“The way of the coffee world is these super automatics,” says Lorenzo. “Coffee is such a big thing now most people want to make it themselves. And once they try out the Jura, they’re hooked.”
Ranging from $900 to $3000 (plus one with double capacity for $6000), the machines are so programmed they let you know when it’s time to de-scale, when it’s ready for cleaning (and then self-cleans), and lets you know when you run out of beans, or water (although it also has a plumbing hookup). There’s a manual override for the times you want more grams of coffee for more intense flavour. They come with large water reservoirs but also valves for hook-up to a water source. All come with an internal water softener that filters and de-calcifies on demand. Soft water produces better crema (the foam on top of the espresso), the coffee tastes better and there’s less calcium build-up. And they’re super-fast – 30 seconds from start to finish.
Lodged between every two or three machines are accessories – cup warmers and grinders. A warm cup doesn’t let the espresso cool too fast, and grinders can make a huge difference in the quality of coffee. There’s manual — a box with crank to hand-turn the burr wheel inside – and blade which turns and crushes the beans (the longer you grind the finer the coffee, but it doesn’t give a uniform grind). There are electric burr grinders which grind using wheels, and the closer the wheels the finer the grind, and there are dosers which use burr wheels to grind precise cup dosages.

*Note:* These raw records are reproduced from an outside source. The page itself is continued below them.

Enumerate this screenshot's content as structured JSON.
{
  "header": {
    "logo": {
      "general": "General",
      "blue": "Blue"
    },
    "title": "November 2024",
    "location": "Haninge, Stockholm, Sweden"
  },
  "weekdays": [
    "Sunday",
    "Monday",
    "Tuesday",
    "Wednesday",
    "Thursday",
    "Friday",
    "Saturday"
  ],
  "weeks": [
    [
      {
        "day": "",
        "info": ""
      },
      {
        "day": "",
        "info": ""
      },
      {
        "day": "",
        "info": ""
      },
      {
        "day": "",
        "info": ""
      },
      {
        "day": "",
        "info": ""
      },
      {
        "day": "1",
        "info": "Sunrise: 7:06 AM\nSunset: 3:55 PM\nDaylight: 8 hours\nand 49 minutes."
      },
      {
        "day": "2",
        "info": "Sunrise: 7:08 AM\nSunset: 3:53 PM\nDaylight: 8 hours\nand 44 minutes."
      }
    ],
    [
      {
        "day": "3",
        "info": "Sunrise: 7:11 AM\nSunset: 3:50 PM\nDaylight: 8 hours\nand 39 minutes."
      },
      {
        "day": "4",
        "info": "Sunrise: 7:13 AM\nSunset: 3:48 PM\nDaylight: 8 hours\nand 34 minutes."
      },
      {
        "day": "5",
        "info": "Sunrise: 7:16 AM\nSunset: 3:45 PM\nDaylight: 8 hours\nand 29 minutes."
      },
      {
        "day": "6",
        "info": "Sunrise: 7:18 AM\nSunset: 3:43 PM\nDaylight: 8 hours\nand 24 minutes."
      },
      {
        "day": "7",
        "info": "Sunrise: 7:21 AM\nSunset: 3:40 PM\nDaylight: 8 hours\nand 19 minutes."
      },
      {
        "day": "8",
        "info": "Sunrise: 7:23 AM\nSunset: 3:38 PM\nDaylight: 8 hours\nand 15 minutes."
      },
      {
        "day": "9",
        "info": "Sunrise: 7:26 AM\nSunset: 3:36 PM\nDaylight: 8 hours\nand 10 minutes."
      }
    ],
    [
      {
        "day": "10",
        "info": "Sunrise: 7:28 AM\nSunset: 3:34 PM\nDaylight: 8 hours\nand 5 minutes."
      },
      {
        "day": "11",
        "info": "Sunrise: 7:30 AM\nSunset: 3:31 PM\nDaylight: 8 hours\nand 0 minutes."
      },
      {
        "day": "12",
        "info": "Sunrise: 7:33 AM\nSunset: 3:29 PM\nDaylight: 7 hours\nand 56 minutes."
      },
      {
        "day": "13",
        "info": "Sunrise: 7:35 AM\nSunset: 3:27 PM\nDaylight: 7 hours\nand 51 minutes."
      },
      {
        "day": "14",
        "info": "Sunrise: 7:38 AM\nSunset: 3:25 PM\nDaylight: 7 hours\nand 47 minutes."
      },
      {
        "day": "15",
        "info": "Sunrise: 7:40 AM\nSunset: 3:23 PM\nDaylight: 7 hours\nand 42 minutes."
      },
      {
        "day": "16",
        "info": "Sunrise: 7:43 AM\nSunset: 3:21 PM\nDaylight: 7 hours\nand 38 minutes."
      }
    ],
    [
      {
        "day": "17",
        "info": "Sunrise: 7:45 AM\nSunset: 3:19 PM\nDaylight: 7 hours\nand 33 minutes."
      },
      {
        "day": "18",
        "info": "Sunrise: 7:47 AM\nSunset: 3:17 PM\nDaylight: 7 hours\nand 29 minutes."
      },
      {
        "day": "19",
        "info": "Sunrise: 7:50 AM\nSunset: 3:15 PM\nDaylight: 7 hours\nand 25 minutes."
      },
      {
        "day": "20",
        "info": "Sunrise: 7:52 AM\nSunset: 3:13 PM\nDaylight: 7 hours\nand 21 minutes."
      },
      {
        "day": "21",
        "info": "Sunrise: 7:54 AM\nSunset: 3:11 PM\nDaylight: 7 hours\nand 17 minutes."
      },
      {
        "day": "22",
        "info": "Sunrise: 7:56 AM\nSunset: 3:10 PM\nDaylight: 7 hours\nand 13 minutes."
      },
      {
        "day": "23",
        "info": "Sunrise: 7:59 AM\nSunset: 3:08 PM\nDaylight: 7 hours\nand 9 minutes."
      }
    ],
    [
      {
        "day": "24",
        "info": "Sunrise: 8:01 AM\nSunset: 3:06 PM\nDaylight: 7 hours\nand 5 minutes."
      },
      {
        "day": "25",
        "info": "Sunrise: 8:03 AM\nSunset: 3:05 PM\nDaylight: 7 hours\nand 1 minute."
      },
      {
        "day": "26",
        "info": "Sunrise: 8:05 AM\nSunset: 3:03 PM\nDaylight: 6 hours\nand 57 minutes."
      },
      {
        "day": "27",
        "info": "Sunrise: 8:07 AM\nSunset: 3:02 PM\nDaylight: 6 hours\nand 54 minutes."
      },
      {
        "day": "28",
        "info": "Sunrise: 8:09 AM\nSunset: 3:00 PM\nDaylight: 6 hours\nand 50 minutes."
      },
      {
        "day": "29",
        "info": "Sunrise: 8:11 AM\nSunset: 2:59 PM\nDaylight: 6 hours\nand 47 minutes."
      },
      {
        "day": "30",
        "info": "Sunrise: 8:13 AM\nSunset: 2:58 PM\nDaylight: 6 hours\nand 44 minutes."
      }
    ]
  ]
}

Although tamping the coffee down is important, it’s the grind that determines the best coffee, says Pat. “If the coffee is too fine, it comes out too slow, if it’s too coarse it flushes out. You want a smooth, golden flow that’s rich looking.” The best extraction is often described as a “mouse’s tail” – wider at the top than bottom – and extraction time should be about 20-25 seconds, he adds.